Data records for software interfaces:
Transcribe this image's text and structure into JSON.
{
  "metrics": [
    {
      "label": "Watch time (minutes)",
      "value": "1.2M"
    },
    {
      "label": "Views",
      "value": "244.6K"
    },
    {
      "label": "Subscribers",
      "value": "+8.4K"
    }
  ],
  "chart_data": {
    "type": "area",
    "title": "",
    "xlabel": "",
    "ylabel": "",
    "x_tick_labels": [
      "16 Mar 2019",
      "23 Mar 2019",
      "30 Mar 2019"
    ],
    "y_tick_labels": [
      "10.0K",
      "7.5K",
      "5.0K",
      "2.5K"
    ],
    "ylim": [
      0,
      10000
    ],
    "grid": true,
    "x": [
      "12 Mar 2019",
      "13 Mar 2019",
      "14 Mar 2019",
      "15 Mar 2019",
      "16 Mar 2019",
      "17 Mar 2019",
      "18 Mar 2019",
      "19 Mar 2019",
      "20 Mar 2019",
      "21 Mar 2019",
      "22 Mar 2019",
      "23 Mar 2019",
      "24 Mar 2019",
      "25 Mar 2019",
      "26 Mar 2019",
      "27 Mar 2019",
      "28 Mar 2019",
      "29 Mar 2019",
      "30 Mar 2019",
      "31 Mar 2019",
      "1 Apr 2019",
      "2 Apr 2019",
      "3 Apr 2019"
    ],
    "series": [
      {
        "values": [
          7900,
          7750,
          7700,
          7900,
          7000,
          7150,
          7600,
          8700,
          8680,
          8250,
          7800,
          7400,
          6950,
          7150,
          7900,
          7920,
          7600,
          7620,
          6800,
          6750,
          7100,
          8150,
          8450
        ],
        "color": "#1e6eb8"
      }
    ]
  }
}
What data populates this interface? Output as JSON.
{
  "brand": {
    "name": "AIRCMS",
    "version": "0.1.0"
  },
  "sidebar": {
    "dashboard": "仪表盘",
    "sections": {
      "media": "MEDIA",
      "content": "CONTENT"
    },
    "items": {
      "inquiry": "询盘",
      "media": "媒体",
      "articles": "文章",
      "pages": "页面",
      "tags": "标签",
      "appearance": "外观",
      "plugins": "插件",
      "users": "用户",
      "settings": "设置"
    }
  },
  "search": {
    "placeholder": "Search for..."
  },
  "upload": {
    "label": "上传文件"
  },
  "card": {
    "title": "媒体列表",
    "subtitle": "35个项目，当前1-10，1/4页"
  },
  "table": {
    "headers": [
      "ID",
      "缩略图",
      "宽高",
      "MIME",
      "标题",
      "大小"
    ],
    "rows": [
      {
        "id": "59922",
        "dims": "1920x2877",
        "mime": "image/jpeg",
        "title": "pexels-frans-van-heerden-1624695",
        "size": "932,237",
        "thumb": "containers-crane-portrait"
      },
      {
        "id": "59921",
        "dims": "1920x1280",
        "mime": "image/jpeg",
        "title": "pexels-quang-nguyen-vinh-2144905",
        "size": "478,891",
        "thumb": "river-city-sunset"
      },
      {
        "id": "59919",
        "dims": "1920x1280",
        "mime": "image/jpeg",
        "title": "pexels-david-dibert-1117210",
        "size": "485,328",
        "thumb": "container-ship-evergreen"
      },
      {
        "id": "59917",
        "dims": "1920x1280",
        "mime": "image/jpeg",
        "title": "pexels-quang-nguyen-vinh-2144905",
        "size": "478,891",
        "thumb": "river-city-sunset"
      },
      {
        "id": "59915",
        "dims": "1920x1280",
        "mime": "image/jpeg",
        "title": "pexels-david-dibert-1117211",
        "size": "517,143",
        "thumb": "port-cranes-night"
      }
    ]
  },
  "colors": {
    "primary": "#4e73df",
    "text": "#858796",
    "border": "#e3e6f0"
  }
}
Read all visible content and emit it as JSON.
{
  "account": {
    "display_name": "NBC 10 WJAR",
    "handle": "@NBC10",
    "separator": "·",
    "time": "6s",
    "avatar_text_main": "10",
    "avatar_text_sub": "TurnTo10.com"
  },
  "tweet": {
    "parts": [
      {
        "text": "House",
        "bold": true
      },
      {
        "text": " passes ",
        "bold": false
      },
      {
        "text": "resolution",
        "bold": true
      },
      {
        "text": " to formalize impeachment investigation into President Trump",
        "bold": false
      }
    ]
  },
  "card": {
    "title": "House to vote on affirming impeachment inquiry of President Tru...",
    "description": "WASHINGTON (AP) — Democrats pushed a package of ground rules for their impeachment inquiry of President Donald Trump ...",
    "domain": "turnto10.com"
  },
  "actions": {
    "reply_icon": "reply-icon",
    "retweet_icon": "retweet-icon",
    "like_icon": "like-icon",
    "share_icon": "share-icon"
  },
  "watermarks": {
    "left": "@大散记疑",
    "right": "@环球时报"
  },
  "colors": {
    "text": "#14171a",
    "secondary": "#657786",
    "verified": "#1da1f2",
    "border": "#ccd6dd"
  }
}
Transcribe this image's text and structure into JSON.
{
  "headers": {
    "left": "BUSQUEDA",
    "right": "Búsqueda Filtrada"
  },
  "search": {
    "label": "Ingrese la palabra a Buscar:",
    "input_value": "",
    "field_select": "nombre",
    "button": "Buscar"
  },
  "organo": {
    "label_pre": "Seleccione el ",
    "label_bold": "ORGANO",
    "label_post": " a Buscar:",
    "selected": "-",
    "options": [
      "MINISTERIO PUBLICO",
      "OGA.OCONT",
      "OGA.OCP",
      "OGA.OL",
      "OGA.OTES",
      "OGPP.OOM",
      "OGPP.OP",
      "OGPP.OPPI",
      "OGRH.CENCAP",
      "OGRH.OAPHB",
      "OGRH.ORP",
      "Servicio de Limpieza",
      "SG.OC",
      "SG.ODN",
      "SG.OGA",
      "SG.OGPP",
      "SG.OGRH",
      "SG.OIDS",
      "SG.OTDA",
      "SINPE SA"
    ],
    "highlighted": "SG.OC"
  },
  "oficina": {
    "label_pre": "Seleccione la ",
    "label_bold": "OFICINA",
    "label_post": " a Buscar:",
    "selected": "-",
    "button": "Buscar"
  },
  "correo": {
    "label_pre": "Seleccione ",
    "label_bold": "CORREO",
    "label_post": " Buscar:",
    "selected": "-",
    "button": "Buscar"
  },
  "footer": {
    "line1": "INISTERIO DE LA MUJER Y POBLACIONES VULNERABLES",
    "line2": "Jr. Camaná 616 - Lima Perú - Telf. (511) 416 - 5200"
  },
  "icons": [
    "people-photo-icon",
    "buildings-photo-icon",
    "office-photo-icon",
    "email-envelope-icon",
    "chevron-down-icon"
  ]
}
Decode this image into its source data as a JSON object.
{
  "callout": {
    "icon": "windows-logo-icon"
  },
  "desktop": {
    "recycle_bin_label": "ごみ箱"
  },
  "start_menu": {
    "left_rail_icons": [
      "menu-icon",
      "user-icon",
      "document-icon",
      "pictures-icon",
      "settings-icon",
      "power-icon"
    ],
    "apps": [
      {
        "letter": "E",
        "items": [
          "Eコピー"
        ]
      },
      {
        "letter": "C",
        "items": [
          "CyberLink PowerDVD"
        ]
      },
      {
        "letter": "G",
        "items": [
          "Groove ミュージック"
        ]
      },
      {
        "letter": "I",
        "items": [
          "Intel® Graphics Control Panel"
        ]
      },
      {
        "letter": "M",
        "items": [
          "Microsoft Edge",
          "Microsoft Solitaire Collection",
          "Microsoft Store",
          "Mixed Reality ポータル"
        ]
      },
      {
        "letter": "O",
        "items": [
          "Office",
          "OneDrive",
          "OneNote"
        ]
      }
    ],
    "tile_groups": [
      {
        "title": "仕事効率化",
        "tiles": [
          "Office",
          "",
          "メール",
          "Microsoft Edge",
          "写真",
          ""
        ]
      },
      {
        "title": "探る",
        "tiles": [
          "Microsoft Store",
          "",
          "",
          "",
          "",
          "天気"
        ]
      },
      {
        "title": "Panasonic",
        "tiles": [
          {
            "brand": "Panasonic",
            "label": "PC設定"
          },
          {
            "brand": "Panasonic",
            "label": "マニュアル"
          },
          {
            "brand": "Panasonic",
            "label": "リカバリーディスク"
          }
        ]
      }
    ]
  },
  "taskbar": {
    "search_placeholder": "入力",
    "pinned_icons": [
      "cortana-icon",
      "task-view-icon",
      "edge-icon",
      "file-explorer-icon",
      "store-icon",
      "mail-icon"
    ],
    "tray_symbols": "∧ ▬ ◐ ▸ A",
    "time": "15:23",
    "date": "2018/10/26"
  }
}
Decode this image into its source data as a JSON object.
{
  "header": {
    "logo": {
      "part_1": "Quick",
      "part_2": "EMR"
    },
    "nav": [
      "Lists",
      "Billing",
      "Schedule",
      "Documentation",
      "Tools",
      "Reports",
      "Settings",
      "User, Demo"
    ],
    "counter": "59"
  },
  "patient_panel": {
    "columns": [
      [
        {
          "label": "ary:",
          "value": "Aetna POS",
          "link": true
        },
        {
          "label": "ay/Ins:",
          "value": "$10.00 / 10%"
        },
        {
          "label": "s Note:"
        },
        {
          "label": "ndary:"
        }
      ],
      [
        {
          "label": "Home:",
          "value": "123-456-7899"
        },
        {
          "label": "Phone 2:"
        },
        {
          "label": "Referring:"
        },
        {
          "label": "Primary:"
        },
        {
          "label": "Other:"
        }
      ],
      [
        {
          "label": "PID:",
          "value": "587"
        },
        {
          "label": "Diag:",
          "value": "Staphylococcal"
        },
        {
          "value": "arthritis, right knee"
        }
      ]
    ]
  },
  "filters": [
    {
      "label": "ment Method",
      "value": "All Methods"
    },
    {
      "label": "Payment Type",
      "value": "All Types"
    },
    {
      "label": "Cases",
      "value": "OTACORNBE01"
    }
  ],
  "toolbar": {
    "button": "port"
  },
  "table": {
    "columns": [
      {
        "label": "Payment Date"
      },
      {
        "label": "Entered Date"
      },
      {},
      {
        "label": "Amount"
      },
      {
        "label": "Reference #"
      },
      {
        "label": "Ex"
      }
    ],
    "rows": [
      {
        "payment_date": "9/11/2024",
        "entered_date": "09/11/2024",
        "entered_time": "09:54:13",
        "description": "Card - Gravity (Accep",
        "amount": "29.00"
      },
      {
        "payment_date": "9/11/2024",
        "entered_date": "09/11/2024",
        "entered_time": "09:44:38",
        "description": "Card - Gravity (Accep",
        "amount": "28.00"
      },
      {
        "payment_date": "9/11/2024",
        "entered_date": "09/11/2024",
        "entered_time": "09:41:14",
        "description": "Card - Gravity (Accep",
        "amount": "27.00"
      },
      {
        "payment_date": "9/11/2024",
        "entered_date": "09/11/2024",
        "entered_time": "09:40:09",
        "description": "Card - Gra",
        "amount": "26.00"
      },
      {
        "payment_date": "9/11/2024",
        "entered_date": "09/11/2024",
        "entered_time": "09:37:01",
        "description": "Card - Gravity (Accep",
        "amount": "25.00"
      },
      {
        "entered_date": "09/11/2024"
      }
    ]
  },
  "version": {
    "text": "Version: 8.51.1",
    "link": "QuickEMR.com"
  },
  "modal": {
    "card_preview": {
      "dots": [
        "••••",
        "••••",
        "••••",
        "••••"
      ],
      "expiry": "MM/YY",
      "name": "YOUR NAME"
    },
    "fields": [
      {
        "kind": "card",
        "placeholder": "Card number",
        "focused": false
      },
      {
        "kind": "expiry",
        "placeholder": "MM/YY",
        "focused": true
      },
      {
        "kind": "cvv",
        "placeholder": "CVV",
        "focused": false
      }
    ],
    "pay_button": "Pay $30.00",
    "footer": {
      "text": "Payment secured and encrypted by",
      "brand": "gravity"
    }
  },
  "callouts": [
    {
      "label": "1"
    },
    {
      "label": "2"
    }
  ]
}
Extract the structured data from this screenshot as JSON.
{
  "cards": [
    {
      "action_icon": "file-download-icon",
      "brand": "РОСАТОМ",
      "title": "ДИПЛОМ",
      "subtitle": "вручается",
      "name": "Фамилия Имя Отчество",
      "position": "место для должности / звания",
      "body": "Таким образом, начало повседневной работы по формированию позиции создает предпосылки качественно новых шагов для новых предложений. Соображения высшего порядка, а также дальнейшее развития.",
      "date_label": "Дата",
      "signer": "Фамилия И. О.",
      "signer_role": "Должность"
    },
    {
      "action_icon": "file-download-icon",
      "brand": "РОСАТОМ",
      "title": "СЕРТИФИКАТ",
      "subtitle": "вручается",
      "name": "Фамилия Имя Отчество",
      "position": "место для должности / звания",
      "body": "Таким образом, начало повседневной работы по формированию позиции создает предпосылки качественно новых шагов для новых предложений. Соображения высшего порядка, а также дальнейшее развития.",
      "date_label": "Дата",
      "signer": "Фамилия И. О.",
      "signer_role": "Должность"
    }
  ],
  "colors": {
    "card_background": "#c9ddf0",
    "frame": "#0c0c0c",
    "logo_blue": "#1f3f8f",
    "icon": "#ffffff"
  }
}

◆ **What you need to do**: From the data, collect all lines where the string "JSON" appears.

◆ **Exercise result**:
Transcribe this image's text and structure into JSON.
What data populates this interface? Output as JSON.
Read all visible content and emit it as JSON.
Transcribe this image's text and structure into JSON.
Decode this image into its source data as a JSON object.
Decode this image into its source data as a JSON object.
Extract the structured data from this screenshot as JSON.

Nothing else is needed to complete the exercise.